* [WORK INSTRUCTIONS]
Collect every line of the records below that contains the word "Qual".

___ DATA TO EXAMINE

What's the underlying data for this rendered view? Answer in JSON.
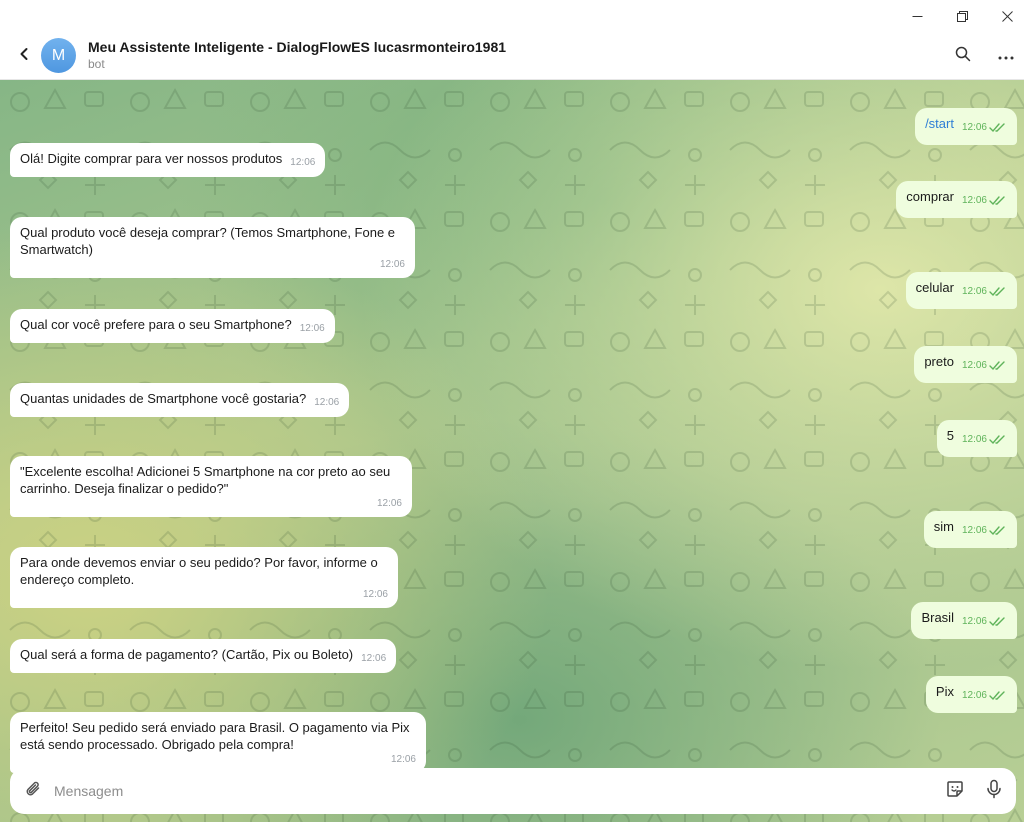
{
  "window": {
    "controls": {
      "minimize_icon": "minimize-icon",
      "restore_icon": "restore-icon",
      "close_icon": "close-icon"
    }
  },
  "header": {
    "avatar_letter": "M",
    "title": "Meu Assistente Inteligente - DialogFlowES lucasrmonteiro1981",
    "status": "bot",
    "accent_color": "#5a9fe6"
  },
  "messages": [
    {
      "dir": "out",
      "text": "/start",
      "time": "12:06"
    },
    {
      "dir": "in",
      "text": "Olá! Digite comprar para ver nossos produtos",
      "time": "12:06"
    },
    {
      "dir": "out",
      "text": "comprar",
      "time": "12:06"
    },
    {
      "dir": "in",
      "text": "Qual produto você deseja comprar? (Temos Smartphone, Fone e Smartwatch)",
      "time": "12:06"
    },
    {
      "dir": "out",
      "text": "celular",
      "time": "12:06"
    },
    {
      "dir": "in",
      "text": "Qual cor você prefere para o seu Smartphone?",
      "time": "12:06"
    },
    {
      "dir": "out",
      "text": "preto",
      "time": "12:06"
    },
    {
      "dir": "in",
      "text": "Quantas unidades de Smartphone você gostaria?",
      "time": "12:06"
    },
    {
      "dir": "out",
      "text": "5",
      "time": "12:06"
    },
    {
      "dir": "in",
      "text": "\"Excelente escolha! Adicionei 5 Smartphone na cor preto ao seu carrinho. Deseja finalizar o pedido?\"",
      "time": "12:06"
    },
    {
      "dir": "out",
      "text": "sim",
      "time": "12:06"
    },
    {
      "dir": "in",
      "text": "Para onde devemos enviar o seu pedido? Por favor, informe o endereço completo.",
      "time": "12:06"
    },
    {
      "dir": "out",
      "text": "Brasil",
      "time": "12:06"
    },
    {
      "dir": "in",
      "text": "Qual será a forma de pagamento? (Cartão, Pix ou Boleto)",
      "time": "12:06"
    },
    {
      "dir": "out",
      "text": "Pix",
      "time": "12:06"
    },
    {
      "dir": "in",
      "text": "Perfeito! Seu pedido será enviado para Brasil. O pagamento via Pix está sendo processado. Obrigado pela compra!",
      "time": "12:06"
    }
  ],
  "composer": {
    "placeholder": "Mensagem",
    "value": ""
  },
  "colors": {
    "incoming_bubble": "#ffffff",
    "outgoing_bubble": "#effdde",
    "read_check": "#5fb35a",
    "command_link": "#2f7fd6"
  }
}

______

* [SOLVED EXERCISE]
      "text": "Qual produto você deseja comprar? (Temos Smartphone, Fone e Smartwatch)",
      "text": "Qual cor você prefere para o seu Smartphone?",
      "text": "Qual será a forma de pagamento? (Cartão, Pix ou Boleto)",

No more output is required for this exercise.